National Parks Are Free Starting Saturday


Free. Gratis. No charge. On the house. You’ll hear something along those lines when you roll up to the entrance at Lassen Volcanic National Park anytime from this Saturday, April 17, through Sunday, April 25.

It’s National Park Week, and admission to all parks is free. Whiskeytown National Recreation Area , which is operated by the Park Service, is included in this most excellent deal.

National parks waive admission for a day from time to time, such as on National Public Lands Day (September 25) and Veterans Day. But Lassen Park Superintendent Darlene Koontz said she cannot remember all 392 units of the national park system waiving fees for an entire week, or, in this case, a nine-day period.

Clearly, the Park Service is trying to continue the momentum provided by the Ken Burns documentary that aired a few months back on public television.

Asked whether she thought hordes would descend on Lassen, Koontz said, “It just depends on the weather. If it’s nice out, and it’s fee-free, we’ll see more visitors.”

Lassen is still a winter wonderland, with many feet of snow on the ground. Crews had cleared the highway from the north entrance as far as Dersch Meadows, a little beyond the Devastated Area. Then it snowed some more. As of right now, you may drive only as far as the Loomis Ranger station. From the south, you’re not driving past the Kohm Yah-mah-nee Visitor Center.

To make the best of it, park rangers will lead snowshoe hikes from the visitor center (at the Southwest park entrance, off Highway 36) on April 17, 18, 24 and 25. The hikes start at 1:30 each day and the Park Service provides snowshoes. Get there early because the hikes fill, recommended Koontz, who said winter conditions do not deter people.

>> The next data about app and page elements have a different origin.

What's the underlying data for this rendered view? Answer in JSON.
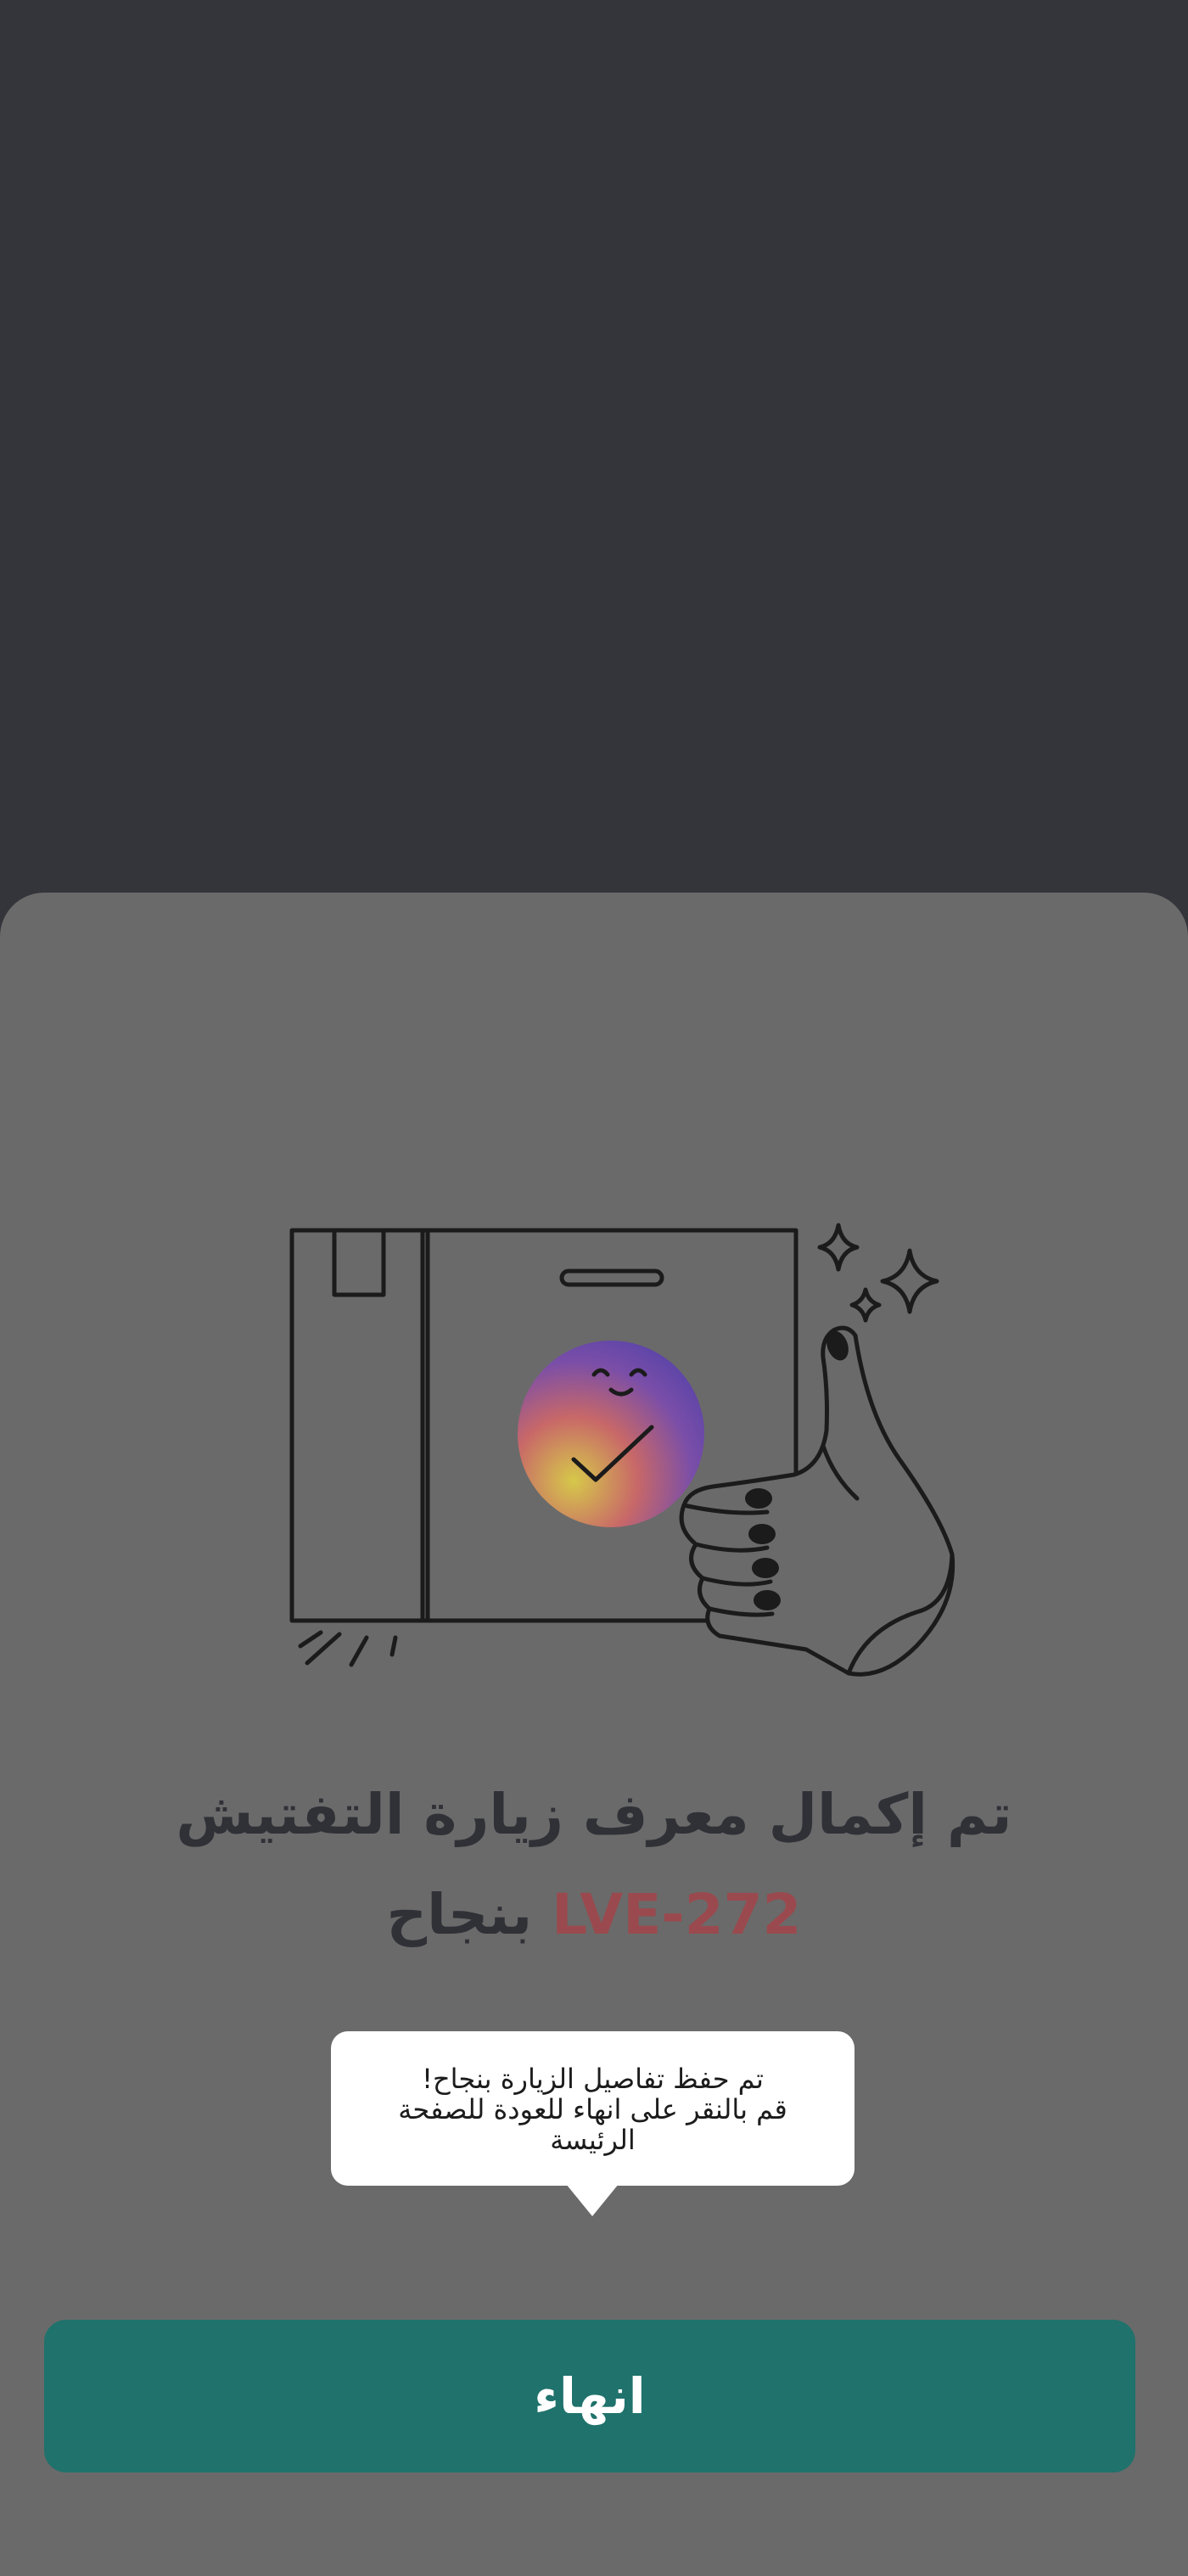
{
  "colors": {
    "backdrop": "#34353b",
    "sheet": "#6a6a6a",
    "title_text": "#303137",
    "visit_id_accent": "#9a4a4e",
    "tooltip_bg": "#ffffff",
    "primary_button": "#20726c",
    "primary_button_text": "#ffffff"
  },
  "success_sheet": {
    "illustration_icon": "box-thumbs-up-check-icon",
    "title_part1": "تم إكمال معرف زيارة التفتيش",
    "visit_id": "LVE-272",
    "title_part2": "بنجاح",
    "tooltip": {
      "line1": "تم حفظ تفاصيل الزيارة بنجاح!",
      "line2": "قم بالنقر على انهاء للعودة للصفحة",
      "line3": "الرئيسة"
    },
    "finish_button_label": "انهاء"
  }
}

“It amazes me how many people come on the weekend. We have so many people who come out with snowshoes or cross-country skis,” she said. “We have the extreme skiers. Families come with sleds and play in the snow.”

On Earth Day, April 22, the Park Service will have climate change presentations at the visitor center. April 24 is National Junior Ranger Day, and participants may earn junior ranger patches by completing activities at the visitor center.

The folks at Whiskeytown have coincided their annual Waterfall Week to coincide with the free park admission period – and their timing could not have been better. With all of the precipitation we’ve had lately, the big waterfalls at Whiskeytown are absolutely roaring right now, and many smaller, seasonal falls hidden all over the park are also at peak flow.

Read up on the Whiskeytown offerings here. When you’re done with that, look for me in the backcountry.


• It’s probably no accident that next week is also “National TV-Turnoff Week.” The target audience is children, who, according to the experts, spend an average of four hours a day watching the idiot machine (and who knows how many additional hours staring at other video screens). Shasta Lake School is among the local institutions encouraging kids to hit the “off” button and get outside for some physical activity. Maybe Mom and Dad could taken ’em to Lassen or Whiskeytown. I hear you can get in for free. And kids, you’re not going to miss a darn thing on television.

• Caltrans promises to have the Sundial Bridge Drive overpass, from Park Marina Drive to the convention center, entirely open for the enormous Kool April Nites car show on Saturday. Caltrans added a lane in each direction on the overpass, which I swear used to be called Auditorium Drive. (I guess Sundial Bridge is the real draw these days, isn’t it?) Here’s hoping the widened road helps ease the legendary Kool April Nites congestion.

• The dead peach tree that my wife and I planted about six years ago (the tree had life then) suggests at least one of us should attend the fruit tree planting workshop scheduled for next Thursday, April 22, at Shasta College. Well-known local arborist Rico Montenegro will lead the free session, set for 9 a.m. for the farmland adjacent to the soccer field. Reserve your spot by calling the college’s Horticulture Department at 242-2210.

shigley-mugshotPaul Shigley is senior editor of California Planning & Development Report and a frequent contributor to Planning magazine. His favorite waterfall at Whiskeytown is Boulder Creek Falls. He lives in Centerville. Paul Shigley may be reached at

Paul Shigley

has been a professional journalist since 1987. For 12 years, he served as editor or senior editor of California Planning & Development Report, a statewide trade publication for land use planners, real estate development professionals and attorneys. Prior to that, he worked as a reporter or editor at newspapers in Redding, Grass Valley, Napa and Calistoga. Shigley's work also has appeared in the Washington Post, the Los Angeles Times, Planning magazine, Governing magazine, California Law Week, National Speed Sport News and elsewhere. In addition, he is co-author of Guide to California Planning, a college text and reference book, and is currently working on a book for the American Planning Association about the Bay Delta and California water resources. A graduate of California State University, Sacramento, Shigley has contributed to A News Cafe since 2009. He and his wife, Dana, live in western Shasta County.